Driver shortage: Time to get owner-operators back in the game

Updated Jan 17, 2015
Could better use of owner-operators help the industry mitigate the pressing driver shortage?Could better use of owner-operators help the industry mitigate the pressing driver shortage?

The other day, I was talking to a friend of mine who runs a truck fleet out of Wisconsin. Like many of you, he’s had a hard time finding drivers during this economic upswing, despite the fact that his fleet pays well, invests in high-end equipment and technology and has an attractive benefits package.

As we discussed the driver shortage, I said, “You know, I think there’s just a special kind of person out there that is attracted to long-haul trucking. And there just aren’t that many of those people out there to draw from.”

“When you look at it like that,” my friend replied, “I think you sum up the whole driver shortage problem in a nutshell.”

In many ways, our industry is caught in something of a perfect storm at the moment: The economy is finally resurgent. Freight rates, capacity and demand remind us of this on a weekly basis. But, as the economy gains steam and adds jobs, the pool of possible candidates for truck driving jobs continues to shrink. In other words, if you thought it was tough finding drivers a year ago, just wait.

What should the industry do?

How about getting more owner-operators in the game?

Owner-operators have never gone away, of course. They’re still out there, turning and burning. And in many ways, they remain the public face of the industry at large. Moreover, these are the very people I was referring to in my conversation with my friend: People who love the trucking industry so much they quite literally pay to be a part of it when they buy their own rigs and go into business for themselves.

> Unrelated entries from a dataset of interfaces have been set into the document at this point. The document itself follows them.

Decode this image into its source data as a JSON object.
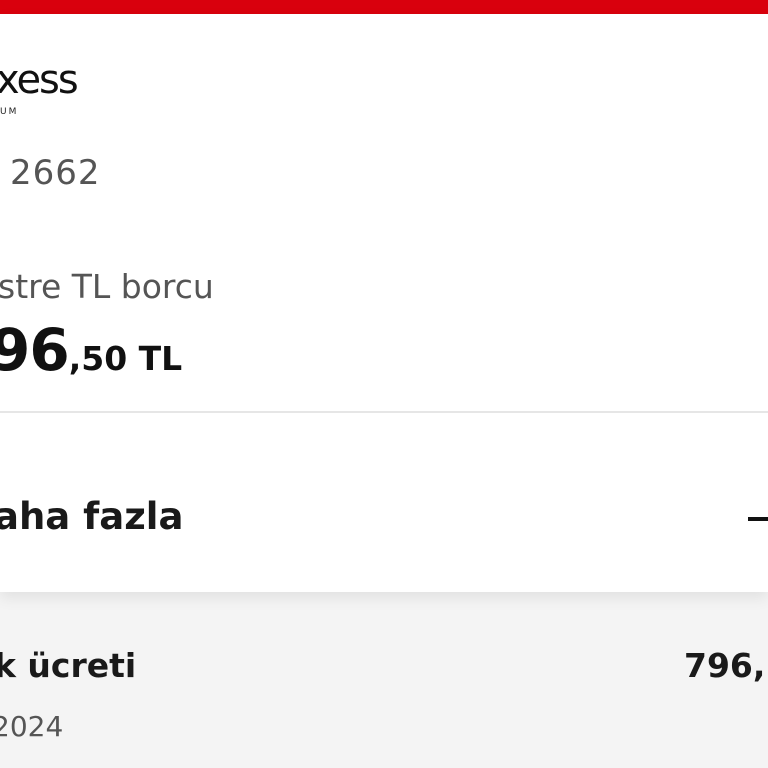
{
  "brand": {
    "logo_text": "xess",
    "sub_text": "UM"
  },
  "card": {
    "number": "2662"
  },
  "debt": {
    "label": "stre TL borcu",
    "amount_main": "96",
    "amount_decimal": ",50 TL"
  },
  "more": {
    "label": "aha fazla",
    "icon": "minus-icon"
  },
  "transaction": {
    "title": "k ücreti",
    "amount": "796,",
    "date": "2024"
  },
  "colors": {
    "accent": "#d9000d",
    "text_dark": "#1a1a1a",
    "text_muted": "#555555",
    "background": "#f4f4f4"
  }
}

According to CCJ sister publication Overdrive, the owner-operator market in the United States bottomed out in 2010, a year after the 2008 recession ended, and has been clawing its way back ever since. According to a Commercial Motor Vehicle Consulting study commissioned by Overdrive, owner-operators in 2013 controlled 38,200 fewer trucks than they did in 2006.

The take-away here is obvious: Another 40,000 – or, dare I say, another 60,000? – owner-operators on the road today would be an instant shot in the arm for the transportation industry. It would go a long way toward easing the current capacity crunch and take enormous pressure off fleets scrambling to find drivers.

It seems hiring owner-operators is a ready-made solution that works well for everyone involved. And every truck manufacturer I know would love to see a market for an additional 30,000 to 60,000 high-end Class 8 trucks suddenly materialize.

So, the obvious question is: what can the industry as a whole – and yes, even the government – do to get more owner operators on the road?

Fleets know too well the problems with acquiring and operating equipment today. But large fleets are much better prepared to deal with skyrocketing equipment costs and wildly fluctuating fuel prices than owner-operators. And that doesn’t take other increased operating costs that didn’t exist in 2006 into account, such as new required technology, and increased maintenance and (most likely) insurance costs.

Many large fleets today are already offering lease-to-own owner-operator packages as an incentive to attract drivers and convert company drivers to owner-operators. These efforts should be applauded and better promoted. It’s also time for the industry to pressure financial institutions to offer lower interest rates, and to pressure the government to offer tax incentives, including some for first-time Class 8 truck buyers, to help aspiring owner-operators get started and to help existing ones stay in business.

In fact, the argument could be made that while all small businesses are good for our country and our economy, trucking plays a vital role in a much larger transportation infrastructure with a very real impact on international competition and trade. Therefore, trucking entrepreneurs ought to be granted incentives and allowances that someone who wants to open up, say, a flower shop, doesn’t need to compete and stay in business.

If all the industry analysts are correct, in the very near future, the driver shortage will begin to affect the industry’s ability to effectively move freight. Sooner or later, that crunch will affect consumers who won’t be able to find products on store shelves or get their on-line purchases in a timely manner. From there, it’s not a huge leap to where the inability to get products to the consumer becomes a drag on the economy as a whole.

There are a lot of solutions being touted today to solve the current – and coming – driver crunch. It’s time to add getting more owner-operators on the road to that list and making serious efforts to turn that idea into reality.